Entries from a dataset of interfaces
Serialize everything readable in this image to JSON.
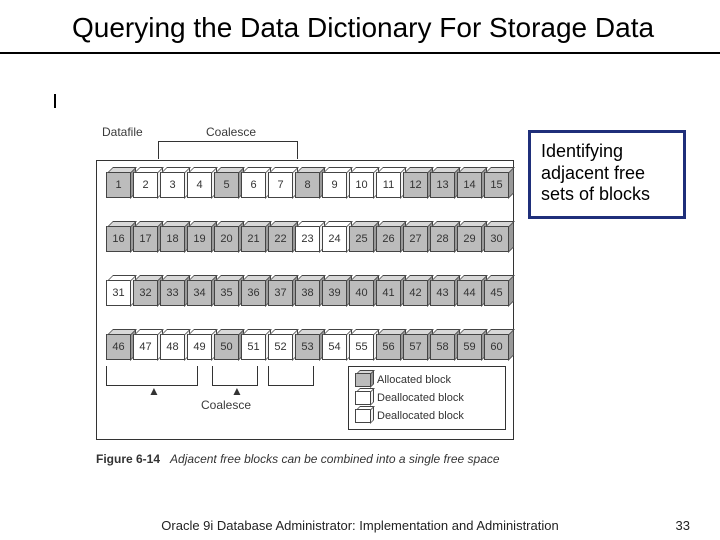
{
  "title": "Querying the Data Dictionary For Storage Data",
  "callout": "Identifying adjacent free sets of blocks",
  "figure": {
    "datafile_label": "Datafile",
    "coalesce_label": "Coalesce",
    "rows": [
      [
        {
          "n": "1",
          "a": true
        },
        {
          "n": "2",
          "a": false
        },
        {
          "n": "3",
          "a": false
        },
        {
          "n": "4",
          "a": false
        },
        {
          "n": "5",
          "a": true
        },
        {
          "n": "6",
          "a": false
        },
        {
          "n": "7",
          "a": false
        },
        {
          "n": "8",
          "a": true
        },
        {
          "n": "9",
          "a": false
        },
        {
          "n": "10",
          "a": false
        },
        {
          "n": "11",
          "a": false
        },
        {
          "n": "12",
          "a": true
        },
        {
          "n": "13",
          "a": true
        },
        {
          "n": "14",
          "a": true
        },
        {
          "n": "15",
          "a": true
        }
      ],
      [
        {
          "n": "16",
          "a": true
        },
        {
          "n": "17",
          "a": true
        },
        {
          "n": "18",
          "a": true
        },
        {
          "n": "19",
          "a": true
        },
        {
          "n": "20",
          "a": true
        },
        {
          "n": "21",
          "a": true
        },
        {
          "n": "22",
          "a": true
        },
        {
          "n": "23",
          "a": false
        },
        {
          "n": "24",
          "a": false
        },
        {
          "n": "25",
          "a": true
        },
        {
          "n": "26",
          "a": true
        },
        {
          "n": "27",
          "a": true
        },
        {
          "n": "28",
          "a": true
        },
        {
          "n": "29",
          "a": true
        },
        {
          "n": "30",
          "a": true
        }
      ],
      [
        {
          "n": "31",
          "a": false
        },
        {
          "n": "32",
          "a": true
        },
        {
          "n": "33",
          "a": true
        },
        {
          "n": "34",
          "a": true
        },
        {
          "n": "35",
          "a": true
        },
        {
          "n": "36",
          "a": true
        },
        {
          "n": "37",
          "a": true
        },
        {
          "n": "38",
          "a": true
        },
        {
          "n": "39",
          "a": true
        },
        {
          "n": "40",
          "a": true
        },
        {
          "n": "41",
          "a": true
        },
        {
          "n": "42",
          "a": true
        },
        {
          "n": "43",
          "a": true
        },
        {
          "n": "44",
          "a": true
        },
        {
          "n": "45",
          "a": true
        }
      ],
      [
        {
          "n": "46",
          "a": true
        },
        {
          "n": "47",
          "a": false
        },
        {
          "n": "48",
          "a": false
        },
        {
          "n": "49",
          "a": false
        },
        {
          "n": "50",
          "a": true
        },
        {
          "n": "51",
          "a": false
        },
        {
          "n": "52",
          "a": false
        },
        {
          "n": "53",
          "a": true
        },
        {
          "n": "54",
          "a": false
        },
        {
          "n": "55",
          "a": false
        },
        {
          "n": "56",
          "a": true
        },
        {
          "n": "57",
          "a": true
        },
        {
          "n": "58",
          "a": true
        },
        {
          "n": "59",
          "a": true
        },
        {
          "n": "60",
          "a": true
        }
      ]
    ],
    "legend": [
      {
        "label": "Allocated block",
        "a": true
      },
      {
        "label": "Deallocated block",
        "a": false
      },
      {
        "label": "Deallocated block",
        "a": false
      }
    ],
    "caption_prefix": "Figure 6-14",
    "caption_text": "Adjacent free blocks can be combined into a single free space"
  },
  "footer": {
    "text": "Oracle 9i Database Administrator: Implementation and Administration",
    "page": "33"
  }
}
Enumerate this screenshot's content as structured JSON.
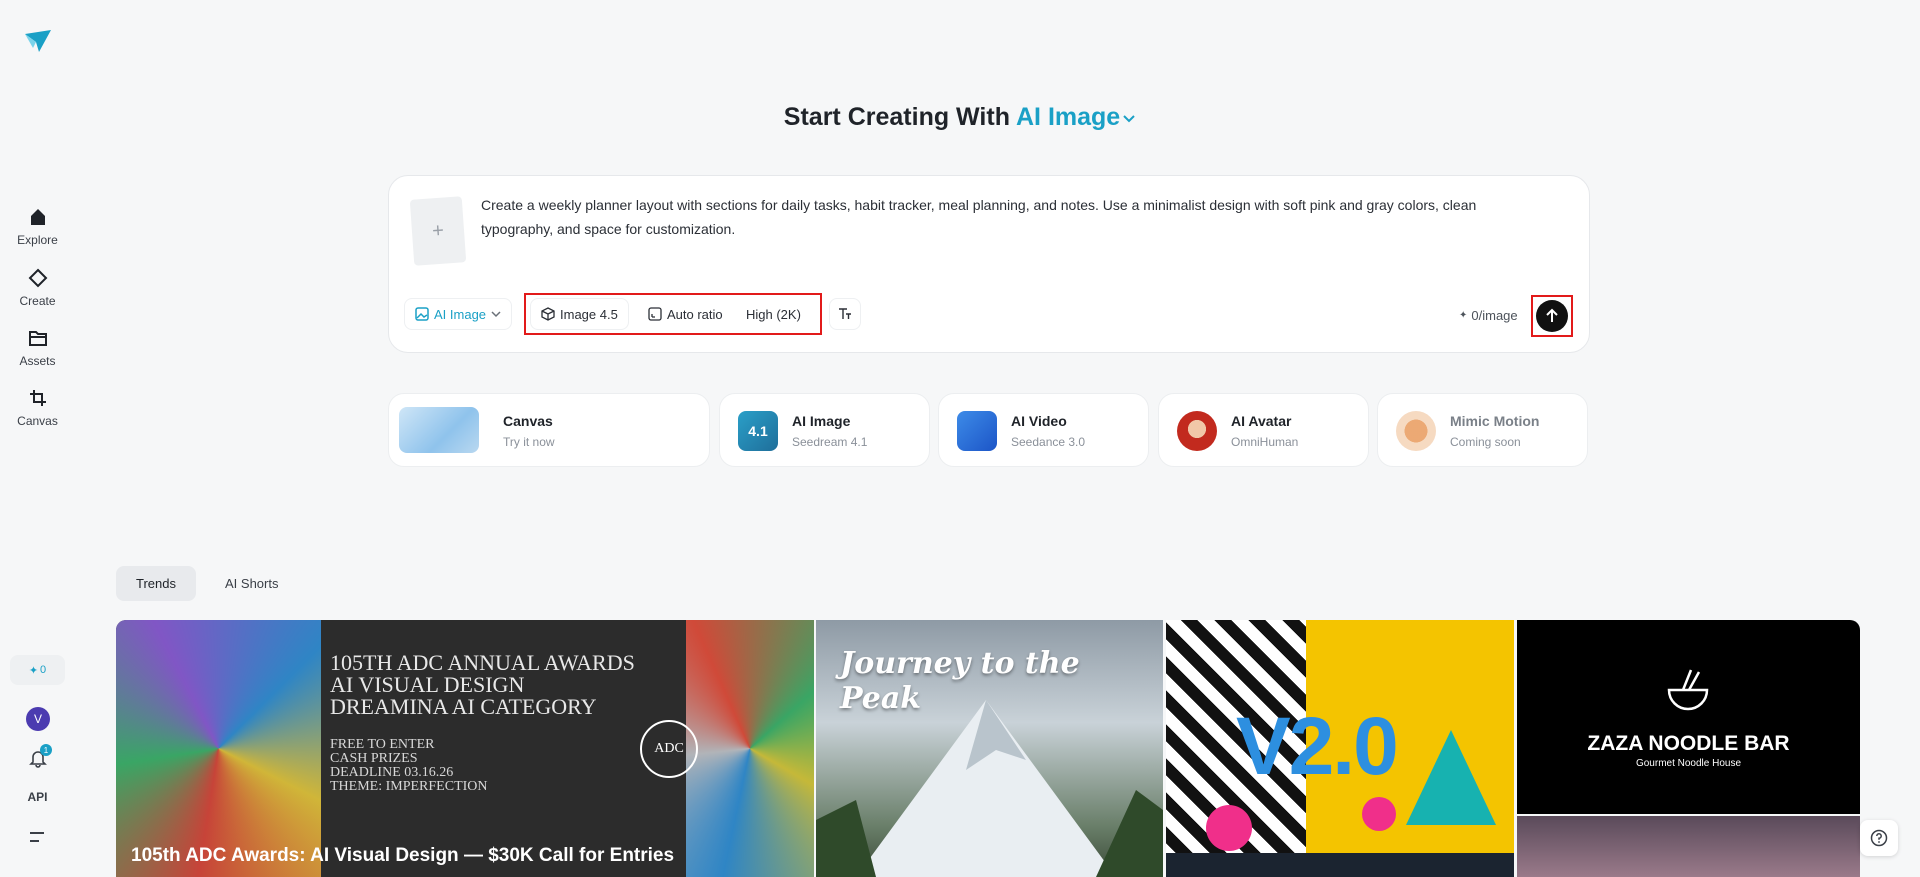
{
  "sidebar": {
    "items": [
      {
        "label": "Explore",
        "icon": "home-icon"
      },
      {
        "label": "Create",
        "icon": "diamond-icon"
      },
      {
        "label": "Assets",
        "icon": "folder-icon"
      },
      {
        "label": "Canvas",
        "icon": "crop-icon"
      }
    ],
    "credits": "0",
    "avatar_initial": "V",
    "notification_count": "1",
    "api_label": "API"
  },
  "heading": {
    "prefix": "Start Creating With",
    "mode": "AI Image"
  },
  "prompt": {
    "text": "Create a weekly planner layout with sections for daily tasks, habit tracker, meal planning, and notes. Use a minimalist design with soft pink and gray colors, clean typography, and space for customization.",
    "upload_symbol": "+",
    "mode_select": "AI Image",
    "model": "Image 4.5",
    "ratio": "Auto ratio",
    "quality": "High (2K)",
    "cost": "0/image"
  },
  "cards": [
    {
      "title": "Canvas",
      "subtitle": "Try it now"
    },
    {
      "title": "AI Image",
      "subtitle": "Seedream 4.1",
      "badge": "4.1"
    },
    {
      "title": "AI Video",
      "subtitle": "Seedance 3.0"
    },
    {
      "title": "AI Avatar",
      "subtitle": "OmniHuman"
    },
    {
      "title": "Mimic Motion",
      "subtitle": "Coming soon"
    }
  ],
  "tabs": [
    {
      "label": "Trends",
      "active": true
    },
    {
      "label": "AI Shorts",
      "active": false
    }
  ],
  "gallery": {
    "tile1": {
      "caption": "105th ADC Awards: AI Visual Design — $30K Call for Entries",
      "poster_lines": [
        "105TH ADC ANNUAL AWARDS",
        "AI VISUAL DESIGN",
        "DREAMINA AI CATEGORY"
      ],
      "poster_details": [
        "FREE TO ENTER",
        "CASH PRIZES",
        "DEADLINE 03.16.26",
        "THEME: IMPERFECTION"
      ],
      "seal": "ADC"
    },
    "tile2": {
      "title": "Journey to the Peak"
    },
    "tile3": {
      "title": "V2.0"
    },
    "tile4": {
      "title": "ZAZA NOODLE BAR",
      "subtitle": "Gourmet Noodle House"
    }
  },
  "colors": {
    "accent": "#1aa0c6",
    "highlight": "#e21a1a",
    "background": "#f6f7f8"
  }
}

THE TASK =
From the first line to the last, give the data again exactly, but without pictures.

ANSWER AREA =
Serialize everything readable in this image to JSON.
{
  "title": "Querying the Data Dictionary For Storage Data",
  "callout": "Identifying adjacent free sets of blocks",
  "figure": {
    "datafile_label": "Datafile",
    "coalesce_label": "Coalesce",
    "rows": [
      [
        {
          "n": "1",
          "a": true
        },
        {
          "n": "2",
          "a": false
        },
        {
          "n": "3",
          "a": false
        },
        {
          "n": "4",
          "a": false
        },
        {
          "n": "5",
          "a": true
        },
        {
          "n": "6",
          "a": false
        },
        {
          "n": "7",
          "a": false
        },
        {
          "n": "8",
          "a": true
        },
        {
          "n": "9",
          "a": false
        },
        {
          "n": "10",
          "a": false
        },
        {
          "n": "11",
          "a": false
        },
        {
          "n": "12",
          "a": true
        },
        {
          "n": "13",
          "a": true
        },
        {
          "n": "14",
          "a": true
        },
        {
          "n": "15",
          "a": true
        }
      ],
      [
        {
          "n": "16",
          "a": true
        },
        {
          "n": "17",
          "a": true
        },
        {
          "n": "18",
          "a": true
        },
        {
          "n": "19",
          "a": true
        },
        {
          "n": "20",
          "a": true
        },
        {
          "n": "21",
          "a": true
        },
        {
          "n": "22",
          "a": true
        },
        {
          "n": "23",
          "a": false
        },
        {
          "n": "24",
          "a": false
        },
        {
          "n": "25",
          "a": true
        },
        {
          "n": "26",
          "a": true
        },
        {
          "n": "27",
          "a": true
        },
        {
          "n": "28",
          "a": true
        },
        {
          "n": "29",
          "a": true
        },
        {
          "n": "30",
          "a": true
        }
      ],
      [
        {
          "n": "31",
          "a": false
        },
        {
          "n": "32",
          "a": true
        },
        {
          "n": "33",
          "a": true
        },
        {
          "n": "34",
          "a": true
        },
        {
          "n": "35",
          "a": true
        },
        {
          "n": "36",
          "a": true
        },
        {
          "n": "37",
          "a": true
        },
        {
          "n": "38",
          "a": true
        },
        {
          "n": "39",
          "a": true
        },
        {
          "n": "40",
          "a": true
        },
        {
          "n": "41",
          "a": true
        },
        {
          "n": "42",
          "a": true
        },
        {
          "n": "43",
          "a": true
        },
        {
          "n": "44",
          "a": true
        },
        {
          "n": "45",
          "a": true
        }
      ],
      [
        {
          "n": "46",
          "a": true
        },
        {
          "n": "47",
          "a": false
        },
        {
          "n": "48",
          "a": false
        },
        {
          "n": "49",
          "a": false
        },
        {
          "n": "50",
          "a": true
        },
        {
          "n": "51",
          "a": false
        },
        {
          "n": "52",
          "a": false
        },
        {
          "n": "53",
          "a": true
        },
        {
          "n": "54",
          "a": false
        },
        {
          "n": "55",
          "a": false
        },
        {
          "n": "56",
          "a": true
        },
        {
          "n": "57",
          "a": true
        },
        {
          "n": "58",
          "a": true
        },
        {
          "n": "59",
          "a": true
        },
        {
          "n": "60",
          "a": true
        }
      ]
    ],
    "legend": [
      {
        "label": "Allocated block",
        "a": true
      },
      {
        "label": "Deallocated block",
        "a": false
      },
      {
        "label": "Deallocated block",
        "a": false
      }
    ],
    "caption_prefix": "Figure 6-14",
    "caption_text": "Adjacent free blocks can be combined into a single free space"
  },
  "footer": {
    "text": "Oracle 9i Database Administrator: Implementation and Administration",
    "page": "33"
  }
}
Enumerate this screenshot's content as structured JSON.
{
  "sidebar": {
    "items": [
      {
        "label": "Explore",
        "icon": "home-icon"
      },
      {
        "label": "Create",
        "icon": "diamond-icon"
      },
      {
        "label": "Assets",
        "icon": "folder-icon"
      },
      {
        "label": "Canvas",
        "icon": "crop-icon"
      }
    ],
    "credits": "0",
    "avatar_initial": "V",
    "notification_count": "1",
    "api_label": "API"
  },
  "heading": {
    "prefix": "Start Creating With",
    "mode": "AI Image"
  },
  "prompt": {
    "text": "Create a weekly planner layout with sections for daily tasks, habit tracker, meal planning, and notes. Use a minimalist design with soft pink and gray colors, clean typography, and space for customization.",
    "upload_symbol": "+",
    "mode_select": "AI Image",
    "model": "Image 4.5",
    "ratio": "Auto ratio",
    "quality": "High (2K)",
    "cost": "0/image"
  },
  "cards": [
    {
      "title": "Canvas",
      "subtitle": "Try it now"
    },
    {
      "title": "AI Image",
      "subtitle": "Seedream 4.1",
      "badge": "4.1"
    },
    {
      "title": "AI Video",
      "subtitle": "Seedance 3.0"
    },
    {
      "title": "AI Avatar",
      "subtitle": "OmniHuman"
    },
    {
      "title": "Mimic Motion",
      "subtitle": "Coming soon"
    }
  ],
  "tabs": [
    {
      "label": "Trends",
      "active": true
    },
    {
      "label": "AI Shorts",
      "active": false
    }
  ],
  "gallery": {
    "tile1": {
      "caption": "105th ADC Awards: AI Visual Design — $30K Call for Entries",
      "poster_lines": [
        "105TH ADC ANNUAL AWARDS",
        "AI VISUAL DESIGN",
        "DREAMINA AI CATEGORY"
      ],
      "poster_details": [
        "FREE TO ENTER",
        "CASH PRIZES",
        "DEADLINE 03.16.26",
        "THEME: IMPERFECTION"
      ],
      "seal": "ADC"
    },
    "tile2": {
      "title": "Journey to the Peak"
    },
    "tile3": {
      "title": "V2.0"
    },
    "tile4": {
      "title": "ZAZA NOODLE BAR",
      "subtitle": "Gourmet Noodle House"
    }
  },
  "colors": {
    "accent": "#1aa0c6",
    "highlight": "#e21a1a",
    "background": "#f6f7f8"
  }
}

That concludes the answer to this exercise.